Eagles fans never forget.
Just last week, during ESPN’s 30 for 30, Elway To Marino, a reader Tweeted me, saying he threw his remote across the room when footage was shown of the Eagles selecting running back Michael Haddix with the No. 8 pick in 1983. A graphic scrolled across the screen during the film, explaining that Haddix had the lowest yards-per-carry average (3.0) in the history of the NFL.
To make matters worse, of the 20 players selected after Haddix in the first round that year, four went on to have Hall of Fame careers: Bruce Matthews, Jim Kelly, Dan Marino and Darrell Green.
So when the Eagles used the No. 4 pick last week on Lane Johnson, some fans couldn’t help but take a stroll down memory lane and ask: Did the Birds just take another Danny Watkins?
Todd Herremans says he has not watched the draft since 2005. That was the year the Eagles selected him in the fourth round out of Saginaw Valley State.
But next Thursday could affect the ninth-year pro. After moving to right tackle before the 2011 season, Herremans could be asked to slide back inside to guard, particularly if the Eagles use a first-round pick on someone like Texas A&M’s Luke Joeckel, Central Michigan’s Eric Fisher or Oklahoma’s Lane Johnson.
So surely Herremans will be tuning in this year, right?
“I’m sure I’ll see it on Twitter,” he said.
They don’t always hit, but they hit pretty often. And when they do, they hit big.
There have been 10 offensive tackles selected with a top-five pick since 2001. Six turned into Pro Bowlers. And combined, those six have been named to the Pro Bowl a total of 18 times.
Howie Roseman says there is a reason why the return rate is so high.
Most analysts agree that it takes three years to properly judge a draft class.
But in the case of the Eagles’ 2011 picks, we might only need two.
One of the more intriguing aspects of free agency for the Eagles might have been a move they didn’t make.
On the first day of the new league year, the Birds were linked to right tackle Jake Long. Eventually, Long ended up signing a four-year, $34 million deal with the Rams that includes up to $20 million in guaranteed money if he stays healthy.
The Eagles also expressed interested in right tackle Eric Winston once he was cut by the Chiefs.

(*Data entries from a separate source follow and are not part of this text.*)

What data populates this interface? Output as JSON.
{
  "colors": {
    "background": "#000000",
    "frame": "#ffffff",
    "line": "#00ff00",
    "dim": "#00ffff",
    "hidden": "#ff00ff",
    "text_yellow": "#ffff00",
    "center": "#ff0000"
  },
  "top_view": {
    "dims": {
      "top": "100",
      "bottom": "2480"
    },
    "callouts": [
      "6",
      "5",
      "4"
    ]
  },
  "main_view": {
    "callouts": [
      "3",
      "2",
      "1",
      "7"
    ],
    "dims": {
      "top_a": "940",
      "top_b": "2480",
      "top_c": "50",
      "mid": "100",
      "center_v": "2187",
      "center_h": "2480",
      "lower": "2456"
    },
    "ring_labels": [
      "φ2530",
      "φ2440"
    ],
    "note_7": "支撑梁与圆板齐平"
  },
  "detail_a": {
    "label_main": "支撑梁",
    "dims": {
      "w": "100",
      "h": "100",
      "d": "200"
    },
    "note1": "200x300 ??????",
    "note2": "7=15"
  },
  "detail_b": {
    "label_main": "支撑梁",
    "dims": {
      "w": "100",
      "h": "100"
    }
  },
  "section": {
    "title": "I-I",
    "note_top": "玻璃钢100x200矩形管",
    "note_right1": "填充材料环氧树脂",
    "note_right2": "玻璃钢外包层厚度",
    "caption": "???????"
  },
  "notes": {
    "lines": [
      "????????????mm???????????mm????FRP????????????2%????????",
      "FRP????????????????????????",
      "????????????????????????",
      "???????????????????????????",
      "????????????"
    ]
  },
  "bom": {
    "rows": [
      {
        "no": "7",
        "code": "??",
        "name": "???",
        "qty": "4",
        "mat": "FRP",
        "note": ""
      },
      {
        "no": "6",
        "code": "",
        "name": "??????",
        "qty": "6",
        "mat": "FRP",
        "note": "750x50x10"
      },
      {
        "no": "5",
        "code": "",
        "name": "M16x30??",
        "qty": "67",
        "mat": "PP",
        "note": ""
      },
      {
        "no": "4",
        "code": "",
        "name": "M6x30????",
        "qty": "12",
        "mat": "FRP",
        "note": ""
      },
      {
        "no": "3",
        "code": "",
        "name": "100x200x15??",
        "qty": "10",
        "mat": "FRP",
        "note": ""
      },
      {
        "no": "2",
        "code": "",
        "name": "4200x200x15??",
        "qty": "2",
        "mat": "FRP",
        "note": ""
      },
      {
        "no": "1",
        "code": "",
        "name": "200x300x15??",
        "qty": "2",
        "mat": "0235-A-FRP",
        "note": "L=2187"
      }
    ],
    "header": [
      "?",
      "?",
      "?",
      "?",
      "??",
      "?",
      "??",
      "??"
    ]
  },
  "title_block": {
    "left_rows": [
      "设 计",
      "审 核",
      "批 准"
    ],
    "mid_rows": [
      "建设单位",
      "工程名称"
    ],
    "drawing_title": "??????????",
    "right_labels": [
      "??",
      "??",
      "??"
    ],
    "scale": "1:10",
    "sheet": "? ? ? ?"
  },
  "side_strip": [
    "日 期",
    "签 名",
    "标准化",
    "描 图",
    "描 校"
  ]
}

Les Bowen of the Daily News reports that the team has a number it’s willing to sign Winston at, and a deal is still possible, depending on what he gets offered elsewhere.
So what does all this mean for the current players on the roster?
Can the Eagles’ offensive line be a strength next season? What does the future hold for Danny Watkins? And might Todd Herremans go back to playing guard? Answering those questions and more in today’s Eagles’ offseason primer.
The following Eagles are inactive for today’s game against the Giants: Greg Salas, Chris Polk, Danny Watkins, Matt Kopa, Evan Moore, Fletcher Cox and Mychal Kendricks.
The following Eagles are inactive for today’s 1 p.m. matchup against the Redskins: Michael Vick, Greg Salas, Chris Polk, Stanley Havili, Darryl Tapp, Danny Watkins and Matt Kopa.
Jake Scott is a football player. And as he demonstrated earlier this offseason, he is also a businessman.
Scott reportedly turned down several offers this offseason because the price wasn’t right. His streak of 121 straight starts went up in smoke, and the 31-year-old was without a team for more than half the year before ultimately signing a one-year deal with the Eagles. After all that, he’s on the verge of hitting free agency again.
Jake Scott doesn’t have some dramatic tale to tell about how he spent time preparing for his return to the NFL.
“Worked out four times a week at Vanderbilt,” Scott said. “Stay in shape. Do what I needed to do to be ready.”
That was it. An unsigned free agent for the first 10 weeks of the season, Scott did some work in the weight room. Some conditioning. Maybe a session on the field. Usually no more than 90 minutes per day.